At the end of June 2015, one year after the fighting started, there were more than 1.35 million internally displaced people in Ukraine, ranking the country ninth worldwide in terms of IDPs. There are also more than 900,000 refugees in neighbouring countries and the estimated number of people in need of humanitarian aid is now five million. People face shortages in food, health services, shelter and medicines, which are in worryingly low supply In Ukraine. In order to receive IDP status, and thus be eligible for some benefits from the state and humanitarian organisations, people need to register with the Ukrainian social protection department.
The process is lengthy and faces many challenges, like short distance displacement where people move from their destroyed home, but because they do not leave to a different administrative area than the one specified on their ID, cannot become IDPs. Another is when the conflict moves: there are areas around the frontline which the government does not recognise as territories under rebel control and therefore does not include in the official decree stating the towns where IDPs are originating from.
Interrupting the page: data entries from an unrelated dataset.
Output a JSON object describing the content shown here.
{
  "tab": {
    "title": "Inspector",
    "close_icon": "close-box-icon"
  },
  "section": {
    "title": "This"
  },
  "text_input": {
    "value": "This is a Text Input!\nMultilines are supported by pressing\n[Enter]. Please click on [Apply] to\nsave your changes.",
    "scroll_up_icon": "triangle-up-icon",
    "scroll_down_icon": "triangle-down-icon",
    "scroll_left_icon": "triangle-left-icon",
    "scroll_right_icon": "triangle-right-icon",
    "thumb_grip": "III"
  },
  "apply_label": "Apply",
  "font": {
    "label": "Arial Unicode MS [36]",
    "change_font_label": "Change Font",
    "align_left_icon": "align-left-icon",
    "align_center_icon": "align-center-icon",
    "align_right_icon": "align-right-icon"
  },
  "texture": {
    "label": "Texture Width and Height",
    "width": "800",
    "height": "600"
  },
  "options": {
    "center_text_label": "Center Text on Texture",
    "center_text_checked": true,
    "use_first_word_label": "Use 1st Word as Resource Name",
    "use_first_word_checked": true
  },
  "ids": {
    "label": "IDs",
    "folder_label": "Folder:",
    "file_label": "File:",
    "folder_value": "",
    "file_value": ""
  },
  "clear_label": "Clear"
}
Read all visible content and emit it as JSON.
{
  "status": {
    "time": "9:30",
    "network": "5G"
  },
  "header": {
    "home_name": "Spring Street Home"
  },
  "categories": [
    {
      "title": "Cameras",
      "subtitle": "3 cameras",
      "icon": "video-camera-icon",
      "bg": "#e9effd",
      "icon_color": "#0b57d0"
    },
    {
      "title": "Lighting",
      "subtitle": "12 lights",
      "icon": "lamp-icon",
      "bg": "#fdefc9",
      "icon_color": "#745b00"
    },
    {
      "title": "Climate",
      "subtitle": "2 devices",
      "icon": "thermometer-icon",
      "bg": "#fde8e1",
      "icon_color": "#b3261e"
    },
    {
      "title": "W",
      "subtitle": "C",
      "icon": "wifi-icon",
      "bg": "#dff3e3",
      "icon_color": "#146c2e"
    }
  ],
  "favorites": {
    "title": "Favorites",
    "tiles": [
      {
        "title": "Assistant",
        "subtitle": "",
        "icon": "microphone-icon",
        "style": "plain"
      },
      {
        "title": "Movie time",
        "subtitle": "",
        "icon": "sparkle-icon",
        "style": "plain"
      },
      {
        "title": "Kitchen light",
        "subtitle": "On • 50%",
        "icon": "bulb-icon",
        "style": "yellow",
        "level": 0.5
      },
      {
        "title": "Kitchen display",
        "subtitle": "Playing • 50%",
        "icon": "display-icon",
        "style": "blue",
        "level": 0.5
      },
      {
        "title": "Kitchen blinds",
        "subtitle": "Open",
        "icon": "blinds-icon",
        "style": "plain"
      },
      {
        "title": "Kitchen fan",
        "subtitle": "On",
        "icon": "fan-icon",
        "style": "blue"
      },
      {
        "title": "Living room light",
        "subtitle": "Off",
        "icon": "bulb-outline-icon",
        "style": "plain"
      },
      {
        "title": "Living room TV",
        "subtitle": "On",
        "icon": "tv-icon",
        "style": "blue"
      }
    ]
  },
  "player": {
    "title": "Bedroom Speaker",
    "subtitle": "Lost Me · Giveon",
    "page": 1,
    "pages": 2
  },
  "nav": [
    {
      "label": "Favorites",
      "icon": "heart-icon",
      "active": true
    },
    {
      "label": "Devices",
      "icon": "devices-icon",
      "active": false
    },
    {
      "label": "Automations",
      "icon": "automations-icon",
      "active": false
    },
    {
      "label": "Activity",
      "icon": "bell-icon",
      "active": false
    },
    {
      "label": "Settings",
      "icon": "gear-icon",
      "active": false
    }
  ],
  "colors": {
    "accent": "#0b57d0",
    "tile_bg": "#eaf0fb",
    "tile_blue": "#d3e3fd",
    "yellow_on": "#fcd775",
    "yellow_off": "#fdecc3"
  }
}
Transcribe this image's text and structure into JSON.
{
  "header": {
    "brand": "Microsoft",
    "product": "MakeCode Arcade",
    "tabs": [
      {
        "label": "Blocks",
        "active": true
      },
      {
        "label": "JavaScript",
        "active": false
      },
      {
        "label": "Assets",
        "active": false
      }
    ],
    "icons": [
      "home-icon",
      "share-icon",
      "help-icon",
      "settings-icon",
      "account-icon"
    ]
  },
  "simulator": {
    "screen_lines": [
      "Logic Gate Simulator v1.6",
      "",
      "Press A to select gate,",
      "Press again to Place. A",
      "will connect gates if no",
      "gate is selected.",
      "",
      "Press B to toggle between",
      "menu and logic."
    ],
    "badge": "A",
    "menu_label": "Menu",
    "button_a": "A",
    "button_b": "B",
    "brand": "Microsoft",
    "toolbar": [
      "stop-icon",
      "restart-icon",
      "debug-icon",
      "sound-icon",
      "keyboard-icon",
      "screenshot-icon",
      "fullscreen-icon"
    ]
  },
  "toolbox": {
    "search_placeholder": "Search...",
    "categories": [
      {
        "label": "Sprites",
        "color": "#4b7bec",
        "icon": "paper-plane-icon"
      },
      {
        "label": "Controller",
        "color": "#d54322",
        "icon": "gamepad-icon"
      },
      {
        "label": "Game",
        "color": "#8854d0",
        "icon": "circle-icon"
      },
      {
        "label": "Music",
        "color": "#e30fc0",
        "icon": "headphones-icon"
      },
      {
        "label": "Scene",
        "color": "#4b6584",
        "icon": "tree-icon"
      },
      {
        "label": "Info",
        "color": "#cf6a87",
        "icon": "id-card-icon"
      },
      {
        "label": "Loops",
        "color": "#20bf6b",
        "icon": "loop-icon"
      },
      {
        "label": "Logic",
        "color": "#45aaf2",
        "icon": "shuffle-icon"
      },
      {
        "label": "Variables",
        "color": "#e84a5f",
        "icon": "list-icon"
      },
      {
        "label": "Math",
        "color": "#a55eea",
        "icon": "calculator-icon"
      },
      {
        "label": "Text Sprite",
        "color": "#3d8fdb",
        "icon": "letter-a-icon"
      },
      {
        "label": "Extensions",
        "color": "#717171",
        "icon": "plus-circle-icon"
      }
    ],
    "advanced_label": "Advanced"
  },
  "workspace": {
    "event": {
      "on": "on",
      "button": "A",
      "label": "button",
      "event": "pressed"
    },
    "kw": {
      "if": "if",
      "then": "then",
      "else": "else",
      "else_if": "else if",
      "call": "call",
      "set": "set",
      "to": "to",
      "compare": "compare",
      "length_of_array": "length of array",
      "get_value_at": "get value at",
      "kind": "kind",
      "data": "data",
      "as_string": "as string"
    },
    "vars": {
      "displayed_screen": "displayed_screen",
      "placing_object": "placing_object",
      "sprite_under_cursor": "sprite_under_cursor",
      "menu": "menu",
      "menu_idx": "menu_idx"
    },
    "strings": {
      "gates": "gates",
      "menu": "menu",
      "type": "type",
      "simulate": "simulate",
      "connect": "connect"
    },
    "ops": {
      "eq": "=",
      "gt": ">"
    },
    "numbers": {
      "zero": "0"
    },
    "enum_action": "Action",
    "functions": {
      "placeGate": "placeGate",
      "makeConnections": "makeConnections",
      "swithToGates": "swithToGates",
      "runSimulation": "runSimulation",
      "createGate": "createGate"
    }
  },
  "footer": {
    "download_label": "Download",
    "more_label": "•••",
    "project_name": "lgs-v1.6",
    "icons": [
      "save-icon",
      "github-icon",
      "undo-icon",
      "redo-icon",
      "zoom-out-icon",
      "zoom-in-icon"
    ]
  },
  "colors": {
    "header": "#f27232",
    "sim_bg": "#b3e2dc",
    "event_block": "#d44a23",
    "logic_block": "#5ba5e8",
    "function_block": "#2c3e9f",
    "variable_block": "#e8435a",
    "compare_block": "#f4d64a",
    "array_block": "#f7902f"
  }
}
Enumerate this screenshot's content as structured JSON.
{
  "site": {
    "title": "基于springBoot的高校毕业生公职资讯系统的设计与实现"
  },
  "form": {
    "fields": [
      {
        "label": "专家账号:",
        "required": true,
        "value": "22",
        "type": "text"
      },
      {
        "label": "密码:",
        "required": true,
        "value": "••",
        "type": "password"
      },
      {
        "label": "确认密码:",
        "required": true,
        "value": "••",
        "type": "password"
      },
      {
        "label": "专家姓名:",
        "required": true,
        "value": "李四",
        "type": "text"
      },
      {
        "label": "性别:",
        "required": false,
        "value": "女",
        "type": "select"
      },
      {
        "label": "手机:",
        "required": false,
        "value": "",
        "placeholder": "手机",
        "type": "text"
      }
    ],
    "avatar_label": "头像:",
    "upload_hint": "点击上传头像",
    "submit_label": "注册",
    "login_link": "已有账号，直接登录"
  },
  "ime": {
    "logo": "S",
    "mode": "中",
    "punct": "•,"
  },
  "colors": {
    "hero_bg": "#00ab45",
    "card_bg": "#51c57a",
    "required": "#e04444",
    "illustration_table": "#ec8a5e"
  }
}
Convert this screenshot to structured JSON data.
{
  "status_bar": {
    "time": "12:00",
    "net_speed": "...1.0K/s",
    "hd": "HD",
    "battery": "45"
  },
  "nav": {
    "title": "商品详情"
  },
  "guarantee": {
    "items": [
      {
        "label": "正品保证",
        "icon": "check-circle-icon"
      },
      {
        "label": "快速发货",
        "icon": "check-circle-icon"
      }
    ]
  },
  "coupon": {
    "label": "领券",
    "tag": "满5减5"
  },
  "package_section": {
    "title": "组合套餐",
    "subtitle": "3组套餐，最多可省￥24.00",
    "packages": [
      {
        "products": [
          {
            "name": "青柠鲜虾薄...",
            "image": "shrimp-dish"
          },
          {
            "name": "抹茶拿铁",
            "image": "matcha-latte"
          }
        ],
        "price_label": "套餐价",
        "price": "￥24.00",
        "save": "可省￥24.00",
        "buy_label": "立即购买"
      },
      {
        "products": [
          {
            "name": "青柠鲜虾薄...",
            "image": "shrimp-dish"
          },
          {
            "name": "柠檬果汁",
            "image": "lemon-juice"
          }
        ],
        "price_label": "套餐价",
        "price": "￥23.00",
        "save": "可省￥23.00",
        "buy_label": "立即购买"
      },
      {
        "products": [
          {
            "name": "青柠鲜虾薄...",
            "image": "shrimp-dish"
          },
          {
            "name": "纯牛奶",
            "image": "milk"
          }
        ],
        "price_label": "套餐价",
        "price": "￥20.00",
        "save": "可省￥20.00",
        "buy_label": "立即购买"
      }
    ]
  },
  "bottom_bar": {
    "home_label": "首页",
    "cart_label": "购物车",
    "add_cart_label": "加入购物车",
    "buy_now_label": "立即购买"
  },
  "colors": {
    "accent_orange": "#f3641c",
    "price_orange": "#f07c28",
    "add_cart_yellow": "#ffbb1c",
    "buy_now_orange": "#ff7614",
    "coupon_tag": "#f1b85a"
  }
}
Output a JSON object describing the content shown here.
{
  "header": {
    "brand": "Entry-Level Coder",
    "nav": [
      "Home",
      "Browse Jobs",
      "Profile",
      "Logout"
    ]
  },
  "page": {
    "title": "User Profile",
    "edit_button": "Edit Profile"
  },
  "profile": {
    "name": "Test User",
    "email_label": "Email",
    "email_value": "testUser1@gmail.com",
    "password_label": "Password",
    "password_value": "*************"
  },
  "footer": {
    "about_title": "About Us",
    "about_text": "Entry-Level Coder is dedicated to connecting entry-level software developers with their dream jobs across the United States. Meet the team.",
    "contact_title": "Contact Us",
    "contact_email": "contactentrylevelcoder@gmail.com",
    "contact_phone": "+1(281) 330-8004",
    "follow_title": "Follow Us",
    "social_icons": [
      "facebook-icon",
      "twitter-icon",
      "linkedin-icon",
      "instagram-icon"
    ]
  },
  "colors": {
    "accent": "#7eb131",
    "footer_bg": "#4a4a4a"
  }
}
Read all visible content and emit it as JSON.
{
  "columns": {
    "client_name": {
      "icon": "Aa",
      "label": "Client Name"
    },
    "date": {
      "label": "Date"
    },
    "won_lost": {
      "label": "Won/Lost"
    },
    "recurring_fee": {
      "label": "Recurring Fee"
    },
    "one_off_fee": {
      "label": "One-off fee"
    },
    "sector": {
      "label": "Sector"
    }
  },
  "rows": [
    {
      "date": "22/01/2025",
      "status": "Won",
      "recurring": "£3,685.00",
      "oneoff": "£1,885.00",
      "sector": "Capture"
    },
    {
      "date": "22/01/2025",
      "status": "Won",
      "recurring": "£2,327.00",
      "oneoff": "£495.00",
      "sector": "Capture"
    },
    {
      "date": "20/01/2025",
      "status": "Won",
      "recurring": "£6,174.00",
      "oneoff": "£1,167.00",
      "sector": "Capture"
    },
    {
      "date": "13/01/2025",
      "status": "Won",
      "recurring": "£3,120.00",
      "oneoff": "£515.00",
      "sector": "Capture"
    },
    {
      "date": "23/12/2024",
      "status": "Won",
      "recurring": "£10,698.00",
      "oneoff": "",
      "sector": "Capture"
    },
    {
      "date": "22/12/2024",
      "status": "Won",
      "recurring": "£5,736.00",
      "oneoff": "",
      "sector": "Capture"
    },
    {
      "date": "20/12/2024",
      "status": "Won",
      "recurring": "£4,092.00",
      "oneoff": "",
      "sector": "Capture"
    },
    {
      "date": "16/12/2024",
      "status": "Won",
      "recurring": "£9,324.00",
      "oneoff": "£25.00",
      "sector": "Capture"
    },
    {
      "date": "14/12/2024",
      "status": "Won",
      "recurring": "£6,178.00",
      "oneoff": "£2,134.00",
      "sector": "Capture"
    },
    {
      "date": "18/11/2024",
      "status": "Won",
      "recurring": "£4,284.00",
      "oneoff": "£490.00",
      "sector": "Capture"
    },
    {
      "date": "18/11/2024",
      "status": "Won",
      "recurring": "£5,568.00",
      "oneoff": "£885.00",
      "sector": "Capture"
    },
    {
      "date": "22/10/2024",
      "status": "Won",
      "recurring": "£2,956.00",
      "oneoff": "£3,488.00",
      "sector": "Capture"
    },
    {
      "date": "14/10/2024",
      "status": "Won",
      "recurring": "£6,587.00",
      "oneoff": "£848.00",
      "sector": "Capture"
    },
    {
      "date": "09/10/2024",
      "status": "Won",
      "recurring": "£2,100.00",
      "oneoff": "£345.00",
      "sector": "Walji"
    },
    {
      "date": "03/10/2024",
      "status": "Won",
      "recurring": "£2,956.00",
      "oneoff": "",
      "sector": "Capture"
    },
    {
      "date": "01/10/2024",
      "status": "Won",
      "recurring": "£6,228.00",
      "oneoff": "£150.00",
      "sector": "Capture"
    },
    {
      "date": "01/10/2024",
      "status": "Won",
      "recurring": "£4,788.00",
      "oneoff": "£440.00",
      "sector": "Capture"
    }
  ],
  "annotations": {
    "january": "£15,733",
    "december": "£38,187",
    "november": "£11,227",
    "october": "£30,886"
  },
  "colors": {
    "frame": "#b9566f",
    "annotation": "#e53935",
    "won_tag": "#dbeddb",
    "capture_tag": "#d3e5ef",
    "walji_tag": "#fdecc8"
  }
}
As a result, people fleeing from these areas cannot receive the status and benefits. This is also the case for students and unaccompanied minors, who cannot register without the presence of their legal guardian. “Of course we need more help; we hope for displacement benefits as now we are really in need,” says 32- year-old Oksana while waiting in line for humanitarian aid at the UNHCR distribution centre in Kramatorsk.
“As for money for the children, we have applied to the court to admit Maxym, her three-month-old boy, as a citizen of Ukraine, as he was not born on Ukrainian territory.”Oksana gave birth to her child in her home town of Kirovske, in Donetsk Oblast, just before fleeing the city. She found out she was pregnant when she felt sick the first time they had to hide in the basement because of the shelling.